Don’t forget to share the importance of fiscal responsibility with your students and their families. Y4Y offers a Click & Go and an online course on financial literacy.

Eat More Healthily

“Garbage in, garbage out.” Although this expression came from the computing industry, we have come to appreciate that our bodies need the right fuel to work best, and so do our 21st CCLC programs. Nothing fuels a healthy program like the right staff! Y4Y’s Human Resources course will help ensure you recruit and retain the right folks for the job. Safety is also at the center of your program’s health. Be sure to check out Y4Y’s Developing and Implementing a Safety Plan Click & Go to safeguard the health of your program and your students.

Get More Sleep

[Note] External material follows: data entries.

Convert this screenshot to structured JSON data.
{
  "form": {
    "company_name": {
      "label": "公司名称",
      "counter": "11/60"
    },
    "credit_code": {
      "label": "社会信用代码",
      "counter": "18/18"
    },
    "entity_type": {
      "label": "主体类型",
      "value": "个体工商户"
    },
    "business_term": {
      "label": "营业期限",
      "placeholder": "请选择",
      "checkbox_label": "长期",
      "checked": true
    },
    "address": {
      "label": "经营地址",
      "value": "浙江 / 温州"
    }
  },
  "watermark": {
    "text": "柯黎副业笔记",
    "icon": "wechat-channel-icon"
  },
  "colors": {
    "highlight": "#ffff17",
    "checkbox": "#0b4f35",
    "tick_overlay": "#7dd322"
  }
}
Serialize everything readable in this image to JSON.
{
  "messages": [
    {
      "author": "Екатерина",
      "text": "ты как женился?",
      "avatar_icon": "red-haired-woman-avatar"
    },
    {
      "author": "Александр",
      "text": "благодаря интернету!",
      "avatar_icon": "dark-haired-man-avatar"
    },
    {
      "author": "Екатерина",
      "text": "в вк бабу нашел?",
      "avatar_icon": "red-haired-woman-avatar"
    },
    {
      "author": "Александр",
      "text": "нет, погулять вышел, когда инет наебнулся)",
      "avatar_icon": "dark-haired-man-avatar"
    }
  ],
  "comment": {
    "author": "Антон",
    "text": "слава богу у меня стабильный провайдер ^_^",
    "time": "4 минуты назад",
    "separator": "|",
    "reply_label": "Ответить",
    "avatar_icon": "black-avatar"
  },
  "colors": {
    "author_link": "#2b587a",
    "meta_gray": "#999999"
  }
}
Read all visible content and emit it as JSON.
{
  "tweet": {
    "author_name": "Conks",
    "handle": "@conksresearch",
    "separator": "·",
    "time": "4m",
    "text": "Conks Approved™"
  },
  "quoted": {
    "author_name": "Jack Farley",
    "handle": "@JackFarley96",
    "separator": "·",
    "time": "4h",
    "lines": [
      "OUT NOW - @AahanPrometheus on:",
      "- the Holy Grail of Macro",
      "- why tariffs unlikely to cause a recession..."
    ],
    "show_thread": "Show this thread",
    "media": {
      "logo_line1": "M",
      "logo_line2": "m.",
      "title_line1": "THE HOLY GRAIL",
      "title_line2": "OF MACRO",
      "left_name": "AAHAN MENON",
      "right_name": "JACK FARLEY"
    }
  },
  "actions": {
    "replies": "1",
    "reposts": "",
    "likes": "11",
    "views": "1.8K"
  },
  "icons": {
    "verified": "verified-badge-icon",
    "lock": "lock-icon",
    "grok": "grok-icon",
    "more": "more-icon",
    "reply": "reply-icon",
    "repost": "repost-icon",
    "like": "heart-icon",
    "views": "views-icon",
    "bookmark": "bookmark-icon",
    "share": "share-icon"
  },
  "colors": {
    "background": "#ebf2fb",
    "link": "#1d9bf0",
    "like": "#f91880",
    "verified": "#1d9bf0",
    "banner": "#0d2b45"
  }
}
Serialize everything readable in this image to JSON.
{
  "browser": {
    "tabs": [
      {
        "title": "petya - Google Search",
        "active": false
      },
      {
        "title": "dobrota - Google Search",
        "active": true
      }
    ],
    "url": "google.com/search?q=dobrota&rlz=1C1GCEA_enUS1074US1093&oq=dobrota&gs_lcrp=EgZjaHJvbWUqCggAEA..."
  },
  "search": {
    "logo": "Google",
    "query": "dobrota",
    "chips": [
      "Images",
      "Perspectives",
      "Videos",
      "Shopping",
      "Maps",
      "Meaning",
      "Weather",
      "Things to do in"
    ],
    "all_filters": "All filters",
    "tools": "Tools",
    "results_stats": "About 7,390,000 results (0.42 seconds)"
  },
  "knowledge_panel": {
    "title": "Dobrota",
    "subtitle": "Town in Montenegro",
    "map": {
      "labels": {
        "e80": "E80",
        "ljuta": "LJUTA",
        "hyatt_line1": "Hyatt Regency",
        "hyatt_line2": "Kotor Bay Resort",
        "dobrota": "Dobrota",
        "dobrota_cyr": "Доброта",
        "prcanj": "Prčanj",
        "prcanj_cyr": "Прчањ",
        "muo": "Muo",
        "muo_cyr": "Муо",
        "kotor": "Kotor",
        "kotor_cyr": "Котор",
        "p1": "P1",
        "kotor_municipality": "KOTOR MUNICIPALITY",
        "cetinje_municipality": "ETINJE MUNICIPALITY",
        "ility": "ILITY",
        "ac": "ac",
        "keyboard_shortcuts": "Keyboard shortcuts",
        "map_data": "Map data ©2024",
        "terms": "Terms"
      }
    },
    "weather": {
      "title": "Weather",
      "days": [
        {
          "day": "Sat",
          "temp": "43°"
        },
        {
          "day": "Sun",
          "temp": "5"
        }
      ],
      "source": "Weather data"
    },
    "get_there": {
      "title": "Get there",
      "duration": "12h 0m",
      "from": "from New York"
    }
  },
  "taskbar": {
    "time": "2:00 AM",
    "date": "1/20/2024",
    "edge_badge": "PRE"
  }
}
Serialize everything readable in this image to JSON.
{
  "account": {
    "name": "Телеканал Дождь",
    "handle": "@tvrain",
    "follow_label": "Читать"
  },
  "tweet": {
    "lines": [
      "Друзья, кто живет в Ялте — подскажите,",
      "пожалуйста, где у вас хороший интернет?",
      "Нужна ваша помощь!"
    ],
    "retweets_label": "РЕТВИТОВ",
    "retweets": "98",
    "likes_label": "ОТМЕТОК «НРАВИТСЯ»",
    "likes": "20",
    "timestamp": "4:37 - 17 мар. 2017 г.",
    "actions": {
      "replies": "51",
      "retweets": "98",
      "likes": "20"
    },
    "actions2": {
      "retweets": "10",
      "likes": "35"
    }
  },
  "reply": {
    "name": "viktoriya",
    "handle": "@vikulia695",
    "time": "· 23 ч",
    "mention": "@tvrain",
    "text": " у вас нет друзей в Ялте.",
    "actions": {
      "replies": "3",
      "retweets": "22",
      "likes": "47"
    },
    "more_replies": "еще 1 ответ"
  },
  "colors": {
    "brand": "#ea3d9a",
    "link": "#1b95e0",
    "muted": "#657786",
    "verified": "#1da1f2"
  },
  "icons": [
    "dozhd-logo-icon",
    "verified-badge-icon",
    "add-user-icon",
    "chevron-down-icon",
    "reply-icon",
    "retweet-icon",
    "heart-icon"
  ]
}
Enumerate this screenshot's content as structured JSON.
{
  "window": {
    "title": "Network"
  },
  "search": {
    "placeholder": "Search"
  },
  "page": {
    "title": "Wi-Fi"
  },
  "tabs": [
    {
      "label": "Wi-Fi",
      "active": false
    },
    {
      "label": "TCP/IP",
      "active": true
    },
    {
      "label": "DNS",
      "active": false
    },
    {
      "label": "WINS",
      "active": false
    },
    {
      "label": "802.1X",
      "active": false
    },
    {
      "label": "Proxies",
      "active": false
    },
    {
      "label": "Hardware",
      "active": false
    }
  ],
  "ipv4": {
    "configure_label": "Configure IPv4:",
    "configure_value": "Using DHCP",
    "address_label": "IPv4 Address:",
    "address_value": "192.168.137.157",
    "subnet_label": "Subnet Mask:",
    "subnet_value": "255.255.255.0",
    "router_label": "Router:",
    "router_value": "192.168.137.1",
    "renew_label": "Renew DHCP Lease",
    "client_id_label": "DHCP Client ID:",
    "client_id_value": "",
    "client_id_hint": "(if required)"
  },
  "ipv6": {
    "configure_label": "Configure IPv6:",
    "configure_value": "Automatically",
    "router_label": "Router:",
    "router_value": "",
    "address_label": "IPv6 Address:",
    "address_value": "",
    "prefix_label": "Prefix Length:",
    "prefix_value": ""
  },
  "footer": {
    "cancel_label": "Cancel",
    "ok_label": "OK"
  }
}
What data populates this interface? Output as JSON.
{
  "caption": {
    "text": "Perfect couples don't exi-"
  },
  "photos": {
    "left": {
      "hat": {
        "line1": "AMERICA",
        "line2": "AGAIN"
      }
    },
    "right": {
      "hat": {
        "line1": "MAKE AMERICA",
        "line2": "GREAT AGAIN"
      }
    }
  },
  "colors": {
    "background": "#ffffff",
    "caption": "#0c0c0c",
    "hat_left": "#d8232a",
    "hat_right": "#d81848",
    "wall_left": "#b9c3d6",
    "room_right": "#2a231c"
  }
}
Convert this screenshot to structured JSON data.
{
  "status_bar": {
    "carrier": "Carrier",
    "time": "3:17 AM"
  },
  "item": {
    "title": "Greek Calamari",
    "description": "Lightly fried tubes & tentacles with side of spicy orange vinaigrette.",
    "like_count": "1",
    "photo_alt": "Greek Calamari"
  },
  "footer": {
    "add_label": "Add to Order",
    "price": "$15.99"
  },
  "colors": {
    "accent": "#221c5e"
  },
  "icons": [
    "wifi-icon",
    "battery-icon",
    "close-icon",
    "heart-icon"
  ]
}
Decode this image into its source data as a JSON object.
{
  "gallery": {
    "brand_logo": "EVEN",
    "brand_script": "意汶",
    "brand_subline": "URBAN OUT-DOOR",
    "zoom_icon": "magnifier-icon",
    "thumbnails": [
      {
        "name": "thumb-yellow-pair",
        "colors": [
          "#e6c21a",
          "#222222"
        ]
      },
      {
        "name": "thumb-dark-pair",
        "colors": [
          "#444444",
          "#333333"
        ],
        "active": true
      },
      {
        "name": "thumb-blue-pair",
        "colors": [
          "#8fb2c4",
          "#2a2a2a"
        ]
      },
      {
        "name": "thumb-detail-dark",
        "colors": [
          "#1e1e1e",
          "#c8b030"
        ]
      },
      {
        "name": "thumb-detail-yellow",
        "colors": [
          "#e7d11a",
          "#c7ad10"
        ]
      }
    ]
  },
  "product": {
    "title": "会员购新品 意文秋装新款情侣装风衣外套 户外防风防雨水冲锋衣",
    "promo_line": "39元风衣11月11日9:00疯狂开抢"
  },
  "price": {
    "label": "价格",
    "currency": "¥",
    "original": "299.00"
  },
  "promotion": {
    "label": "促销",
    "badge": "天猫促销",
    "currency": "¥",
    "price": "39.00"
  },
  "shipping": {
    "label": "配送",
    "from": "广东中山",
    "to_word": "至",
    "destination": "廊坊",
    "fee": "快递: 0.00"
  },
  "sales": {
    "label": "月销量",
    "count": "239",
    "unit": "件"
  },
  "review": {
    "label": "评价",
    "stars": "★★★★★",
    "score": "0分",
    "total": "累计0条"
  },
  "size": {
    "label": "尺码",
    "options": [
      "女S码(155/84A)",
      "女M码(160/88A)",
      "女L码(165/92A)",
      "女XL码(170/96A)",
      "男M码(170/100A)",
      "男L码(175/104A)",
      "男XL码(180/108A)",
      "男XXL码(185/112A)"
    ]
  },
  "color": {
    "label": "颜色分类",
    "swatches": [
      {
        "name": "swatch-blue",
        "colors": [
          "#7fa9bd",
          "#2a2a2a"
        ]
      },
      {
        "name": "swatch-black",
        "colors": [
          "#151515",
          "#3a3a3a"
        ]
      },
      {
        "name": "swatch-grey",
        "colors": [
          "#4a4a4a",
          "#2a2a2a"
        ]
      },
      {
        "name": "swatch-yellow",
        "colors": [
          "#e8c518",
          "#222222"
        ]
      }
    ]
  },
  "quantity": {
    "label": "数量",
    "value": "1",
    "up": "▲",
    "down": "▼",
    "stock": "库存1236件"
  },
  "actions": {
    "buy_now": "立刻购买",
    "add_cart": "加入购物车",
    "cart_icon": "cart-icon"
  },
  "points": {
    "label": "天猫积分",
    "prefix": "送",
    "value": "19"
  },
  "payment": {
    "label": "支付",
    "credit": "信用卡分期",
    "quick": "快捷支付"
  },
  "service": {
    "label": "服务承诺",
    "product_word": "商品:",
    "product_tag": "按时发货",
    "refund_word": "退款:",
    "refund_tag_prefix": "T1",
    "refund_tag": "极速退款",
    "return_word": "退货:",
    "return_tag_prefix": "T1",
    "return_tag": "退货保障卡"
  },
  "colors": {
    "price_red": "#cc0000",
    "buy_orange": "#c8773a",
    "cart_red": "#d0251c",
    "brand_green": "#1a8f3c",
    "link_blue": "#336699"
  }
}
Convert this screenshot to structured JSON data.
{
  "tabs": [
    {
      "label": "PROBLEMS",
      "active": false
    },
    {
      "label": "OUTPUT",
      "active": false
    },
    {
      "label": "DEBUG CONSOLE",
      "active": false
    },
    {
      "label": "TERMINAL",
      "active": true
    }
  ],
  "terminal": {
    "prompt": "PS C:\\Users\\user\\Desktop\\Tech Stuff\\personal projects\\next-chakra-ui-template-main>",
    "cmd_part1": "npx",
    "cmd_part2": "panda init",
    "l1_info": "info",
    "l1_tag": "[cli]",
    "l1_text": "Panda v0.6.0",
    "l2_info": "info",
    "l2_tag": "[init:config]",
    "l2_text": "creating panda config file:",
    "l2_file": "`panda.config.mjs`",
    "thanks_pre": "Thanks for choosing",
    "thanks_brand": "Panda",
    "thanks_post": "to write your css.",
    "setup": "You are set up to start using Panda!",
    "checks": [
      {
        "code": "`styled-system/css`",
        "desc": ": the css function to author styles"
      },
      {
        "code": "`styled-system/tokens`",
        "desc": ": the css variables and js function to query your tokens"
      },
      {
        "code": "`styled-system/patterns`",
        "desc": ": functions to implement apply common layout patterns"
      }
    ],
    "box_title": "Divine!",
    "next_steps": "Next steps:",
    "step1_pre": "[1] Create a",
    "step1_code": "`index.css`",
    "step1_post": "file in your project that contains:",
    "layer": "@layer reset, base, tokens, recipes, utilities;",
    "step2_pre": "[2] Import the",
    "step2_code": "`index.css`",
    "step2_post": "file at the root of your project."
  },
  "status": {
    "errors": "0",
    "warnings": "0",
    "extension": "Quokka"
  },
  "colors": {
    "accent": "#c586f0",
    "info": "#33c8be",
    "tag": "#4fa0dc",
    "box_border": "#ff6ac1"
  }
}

People who set a resolution for more sleep recognize they’re trying to do too much, and probably not performing efficiently or effectively in the process. Achieving this goal often means improving self-management and decision making. These skills are at the heart of Y4Y’s course on social and emotional learning, along with self-awareness, social awareness and relationship skills. The role of your 21st CCLC program in the lives of your students extends well beyond academic support. Research tells us they’ll need social and emotional tools to be well-adjusted and to truly succeed as adults. The good news is, you can weave this theme through activities you’re already doing in your program. Look to Y4Y’s Logic Model Template, Delivery Methods, and other tools to achieve this worthwhile goal without spending time you don’t have, or worse still, time you’re stealing from other important areas. Like SLEEP!

Focus on Personal or Mindful Growth

One of the greatest luxuries of out-of-school time is the space it creates for individual attention and care. Your program can be a haven for students’ social and emotional growth — a safe space where they can explore who they are and who they want to be. Some might say you’re nourishing not just their minds, but their hearts and energies. Y4Y’s course on Creating a Positive Learning Environment can help you ensure that students feel supported. Appreciated. Special. Safe. For best practices that promote the “energy wellness” of your program and your students, also take a look at Y4Y’s Click & Go on Trauma-Informed Care. It can help in those instances where the hearts in your care need a little extra nurturing.

Tip: Planning to bring new staff on board? If they’re new to 21st CCLC programs, Y4Y’s Introduction to 21st CCLC course can help them get up to speed! Don’t forget Y4Y’s ready-to-use tools you can use to train your entire staff, whether they’re 21st CCLC novices or veterans, on a variety of topics, including project-based learning, financial literacy, college and career readiness, and more! Happy New Year!